Every article nowadays in magazines and websites seems to say that there has been no observed asymmetry between matter and antimatter, except there was already a Nobel Prize awarded for one such observation.

Why is this violation of CP invariance not sufficient enough for certain researchers and articles to describe the dominance of matter over antimatter? Wouldn't this imbalance in the nature of quarks and antiquarks be extremely important and consequential in the moments after the Big Bang, especially in the moments where the universe was a quark-gluon plasma?

  • 2
    $\begingroup$ I think this a result mostly of two factors: general substandard quality of popsci articles and second that we still don't really understand CP violation that well (there's e.g. the strong CP problem). So, the fact that it has been observed (and by now it has been well observed in the B meson experiments) doesn't really imply that there's nothing left to study... $\endgroup$ – Marek Jun 23 '11 at 19:37

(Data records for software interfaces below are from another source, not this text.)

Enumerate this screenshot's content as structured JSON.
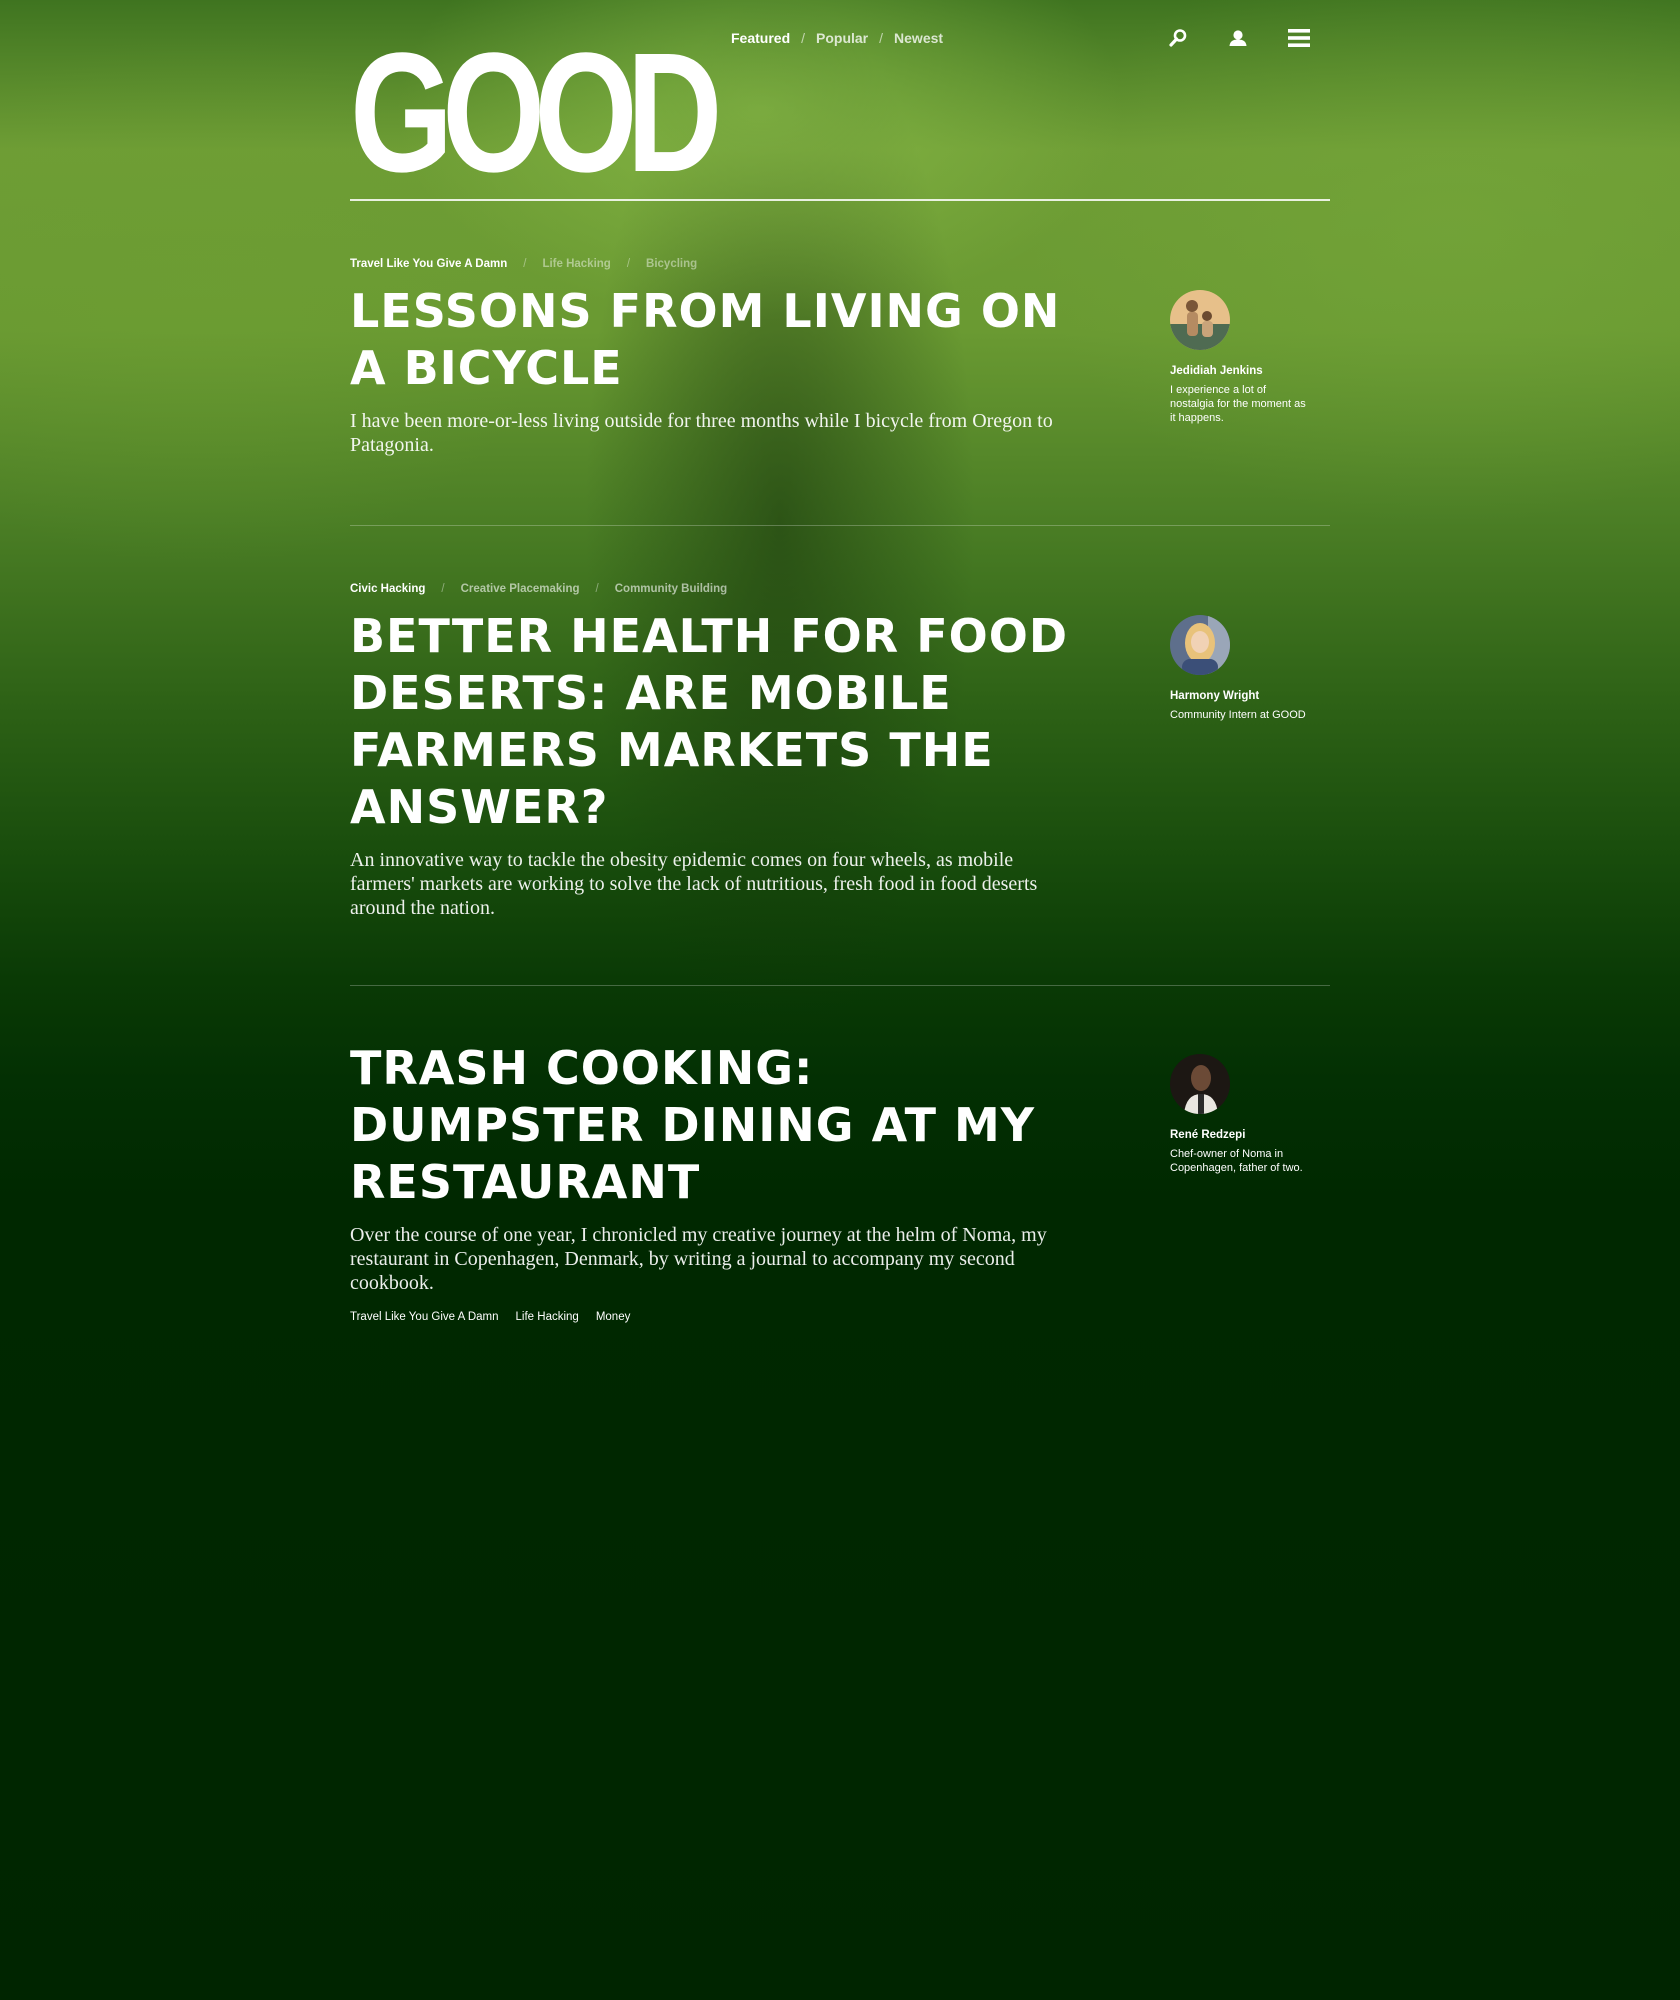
{
  "brand": {
    "logo": "GOOD"
  },
  "nav": {
    "items": [
      {
        "label": "Featured"
      },
      {
        "label": "Popular"
      },
      {
        "label": "Newest"
      }
    ],
    "separator": "/"
  },
  "icons": [
    "search-icon",
    "user-icon",
    "menu-icon"
  ],
  "articles": [
    {
      "tags": [
        "Travel Like You Give A Damn",
        "Life Hacking",
        "Bicycling"
      ],
      "title": "Lessons from Living on a Bicycle",
      "summary": "I have been more-or-less living outside for three months while I bicycle from Oregon to Patagonia.",
      "author": {
        "name": "Jedidiah Jenkins",
        "bio": "I experience a lot of nostalgia for the moment as it happens."
      }
    },
    {
      "tags": [
        "Civic Hacking",
        "Creative Placemaking",
        "Community Building"
      ],
      "title": "Better Health for Food Deserts: Are Mobile Farmers Markets the Answer?",
      "summary": "An innovative way to tackle the obesity epidemic comes on four wheels, as mobile farmers' markets are working to solve the lack of nutritious, fresh food in food deserts around the nation.",
      "author": {
        "name": "Harmony Wright",
        "bio": "Community Intern at GOOD"
      }
    },
    {
      "title": "Trash Cooking: Dumpster Dining at My Restaurant",
      "summary": "Over the course of one year, I chronicled my creative journey at the helm of Noma, my restaurant in Copenhagen, Denmark, by writing a journal to accompany my second cookbook.",
      "footer_tags": [
        "Travel Like You Give A Damn",
        "Life Hacking",
        "Money"
      ],
      "author": {
        "name": "René Redzepi",
        "bio": "Chef-owner of Noma in Copenhagen, father of two."
      }
    }
  ],
  "colors": {
    "background_top": "#6a9a32",
    "background_bottom": "#002500",
    "text": "#ffffff"
  }
}
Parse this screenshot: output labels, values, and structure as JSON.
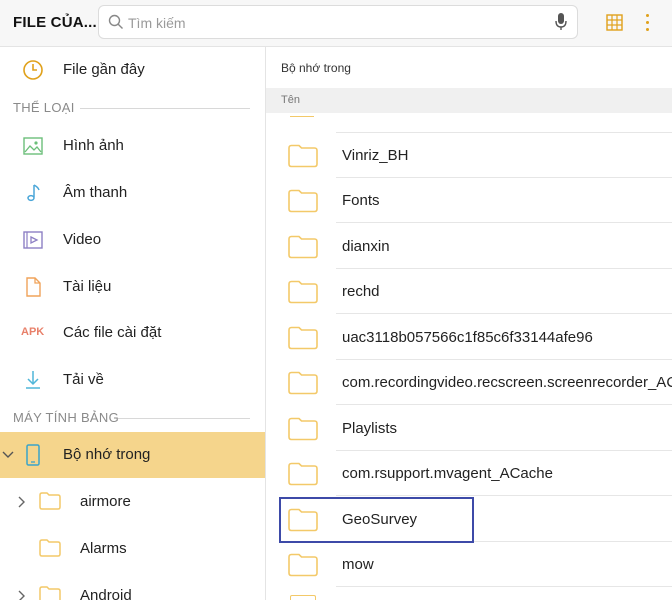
{
  "app": {
    "title": "FILE CỦA..."
  },
  "search": {
    "placeholder": "Tìm kiếm"
  },
  "sidebar": {
    "recent": {
      "label": "File gần đây",
      "icon": "clock-icon"
    },
    "categories_header": "THỂ LOẠI",
    "categories": [
      {
        "label": "Hình ảnh",
        "icon": "image-icon"
      },
      {
        "label": "Âm thanh",
        "icon": "music-note-icon"
      },
      {
        "label": "Video",
        "icon": "video-icon"
      },
      {
        "label": "Tài liệu",
        "icon": "document-icon"
      },
      {
        "label": "Các file cài đặt",
        "icon": "apk-icon",
        "icon_text": "APK"
      },
      {
        "label": "Tải về",
        "icon": "download-icon"
      }
    ],
    "device_header": "MÁY TÍNH BẢNG",
    "device": {
      "label": "Bộ nhớ trong",
      "icon": "tablet-icon",
      "selected": true
    },
    "tree": [
      {
        "label": "airmore",
        "expandable": true
      },
      {
        "label": "Alarms",
        "expandable": false
      },
      {
        "label": "Android",
        "expandable": true
      }
    ]
  },
  "main": {
    "breadcrumb": "Bộ nhớ trong",
    "column_header": "Tên",
    "folders": [
      "Vinriz_BH",
      "Fonts",
      "dianxin",
      "rechd",
      "uac3118b057566c1f85c6f33144afe96",
      "com.recordingvideo.recscreen.screenrecorder_ACache",
      "Playlists",
      "com.rsupport.mvagent_ACache",
      "GeoSurvey",
      "mow"
    ],
    "highlighted": "GeoSurvey"
  },
  "colors": {
    "accent": "#e0a11b",
    "selected_bg": "#f5d58c",
    "highlight_border": "#3d4aa8",
    "folder": "#f3c969"
  }
}
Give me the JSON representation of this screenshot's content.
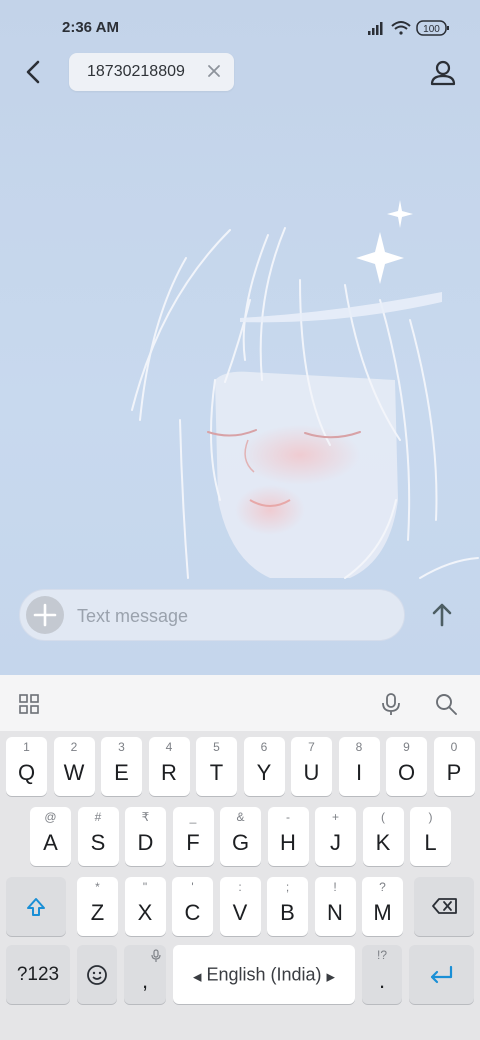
{
  "status_bar": {
    "time": "2:36 AM",
    "battery": "100"
  },
  "header": {
    "recipient": "18730218809"
  },
  "composer": {
    "placeholder": "Text message"
  },
  "keyboard": {
    "rows": [
      [
        {
          "k": "Q",
          "h": "1"
        },
        {
          "k": "W",
          "h": "2"
        },
        {
          "k": "E",
          "h": "3"
        },
        {
          "k": "R",
          "h": "4"
        },
        {
          "k": "T",
          "h": "5"
        },
        {
          "k": "Y",
          "h": "6"
        },
        {
          "k": "U",
          "h": "7"
        },
        {
          "k": "I",
          "h": "8"
        },
        {
          "k": "O",
          "h": "9"
        },
        {
          "k": "P",
          "h": "0"
        }
      ],
      [
        {
          "k": "A",
          "h": "@"
        },
        {
          "k": "S",
          "h": "#"
        },
        {
          "k": "D",
          "h": "₹"
        },
        {
          "k": "F",
          "h": "_"
        },
        {
          "k": "G",
          "h": "&"
        },
        {
          "k": "H",
          "h": "-"
        },
        {
          "k": "J",
          "h": "+"
        },
        {
          "k": "K",
          "h": "("
        },
        {
          "k": "L",
          "h": ")"
        }
      ],
      [
        {
          "k": "Z",
          "h": "*"
        },
        {
          "k": "X",
          "h": "\""
        },
        {
          "k": "C",
          "h": "'"
        },
        {
          "k": "V",
          "h": ":"
        },
        {
          "k": "B",
          "h": ";"
        },
        {
          "k": "N",
          "h": "!"
        },
        {
          "k": "M",
          "h": "?"
        }
      ]
    ],
    "symbols_label": "?123",
    "comma_label": ",",
    "space_label": "English (India)",
    "period_label": ".",
    "period_hint": "!?",
    "accent_color": "#1a8fd6"
  },
  "icons": [
    "back-arrow-icon",
    "close-icon",
    "contact-icon",
    "plus-icon",
    "send-icon",
    "grid-icon",
    "mic-icon",
    "search-icon",
    "shift-icon",
    "backspace-icon",
    "emoji-icon",
    "enter-icon",
    "signal-icon",
    "wifi-icon",
    "battery-icon"
  ]
}
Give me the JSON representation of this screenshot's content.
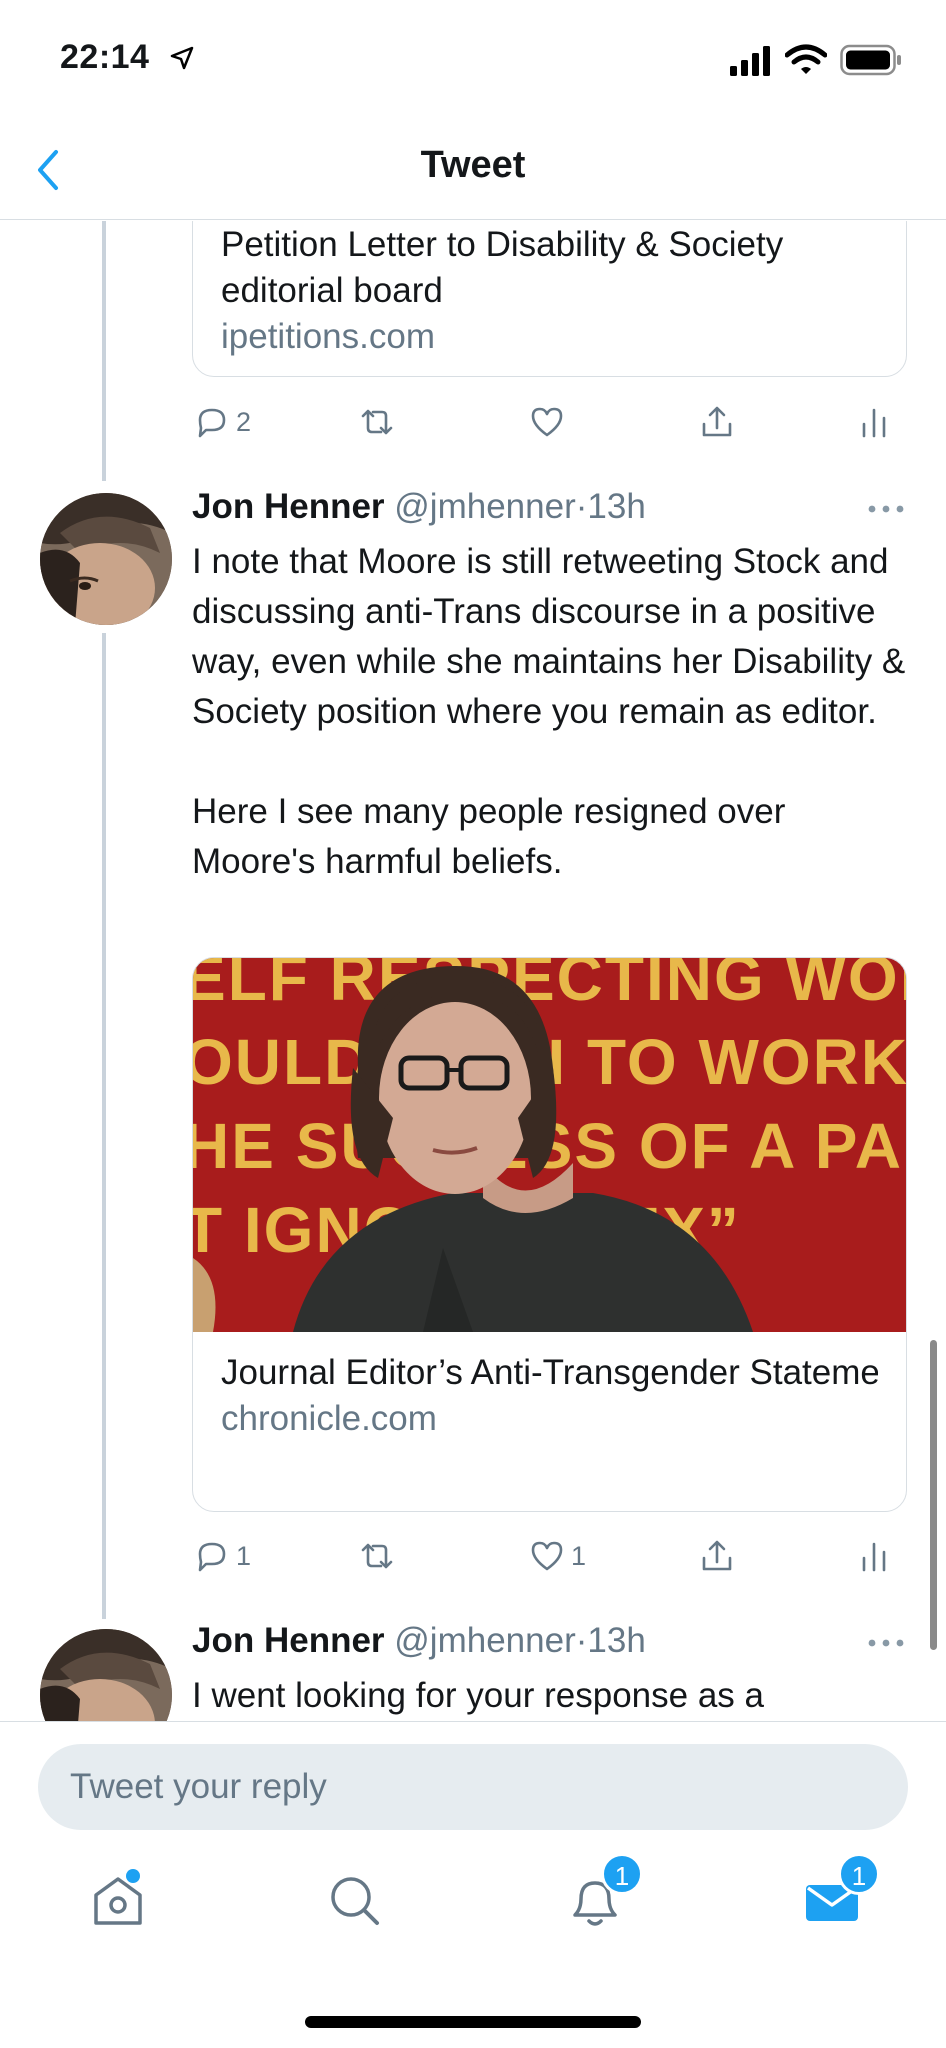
{
  "status": {
    "time": "22:14"
  },
  "header": {
    "title": "Tweet"
  },
  "link_card_1": {
    "title": "Petition Letter to Disability & Society editorial board",
    "domain": "ipetitions.com"
  },
  "actions_1": {
    "replies": "2",
    "retweets": "",
    "likes": ""
  },
  "tweet_1": {
    "name": "Jon Henner",
    "handle": "@jmhenner",
    "sep": "·",
    "time": "13h",
    "text_p1": "I note that Moore is still retweeting Stock and discussing anti-Trans discourse in a positive way, even while she maintains her Disability & Society position where you remain as editor.",
    "text_p2": "Here I see many people resigned over Moore's harmful beliefs."
  },
  "link_card_2": {
    "image_banner_lines": [
      "ELF RESPECTING WOMAN",
      "OULD WISH TO WORK",
      "HE SUCCESS OF A PARTY",
      "T IGNORES SEX”"
    ],
    "title": "Journal Editor’s Anti-Transgender Statements Spur a Revolt by Disabil…",
    "domain": "chronicle.com"
  },
  "actions_2": {
    "replies": "1",
    "retweets": "",
    "likes": "1"
  },
  "tweet_2": {
    "name": "Jon Henner",
    "handle": "@jmhenner",
    "sep": "·",
    "time": "13h",
    "text": "I went looking for your response as a"
  },
  "reply": {
    "placeholder": "Tweet your reply"
  },
  "tabs": {
    "notifications_badge": "1",
    "messages_badge": "1"
  },
  "colors": {
    "accent": "#1da1f2",
    "secondary_text": "#657786",
    "banner_red": "#a81c1c",
    "banner_text": "#e8b84a"
  }
}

1) Does antimatter-matter symmetry exist? Yes there is a CP violation and the whole Nobel prize thing. On the other hand there is CPT symmetry which is very protected. So call it what you want. As for the popsci articles... I would express my thoughts, but this is a family site.

2)Does CP violation explain matter-antimatter imbalance? It's certainly necessary for this to happen. You also need to violate Baryon number (the number of quarks minus the number of antiquarks) and you need to be out of thermal equilibrium. You can engineer all these things within the Standard Model plus inflationary cosmology, but I think you get an imbalance which is way too tiny. Like only one part in a trillion. So the whole thing is still an ongoing research problem.

I'll try to find you a decent reference article.

| cite | improve this answer | |
  • $\begingroup$ Try arxiv.org/abs/1206.2942 for a recent review of the subject. The focus of that article is on electroweak baryogenesis. There are other important scenarios, such as leptogenesis, but in all cases beyond standard model physics is required quantitatively. The SM has all the right qualitative ingredients for baryogenesis, but the numbers just don't work out for two main reasons. First: the Higgs is too heavy (50 GeV lighter and there might have been a chance). Second: The CP violating phase in the CKM matrix is too small to generate the necessary imbalance in time to beat washout. $\endgroup$ – Michael Brown Feb 9 '13 at 0:44

Your Answer

By clicking “Post Your Answer”, you agree to our terms of service, privacy policy and cookie policy

Not the answer you're looking for? Browse other questions tagged or ask your own question.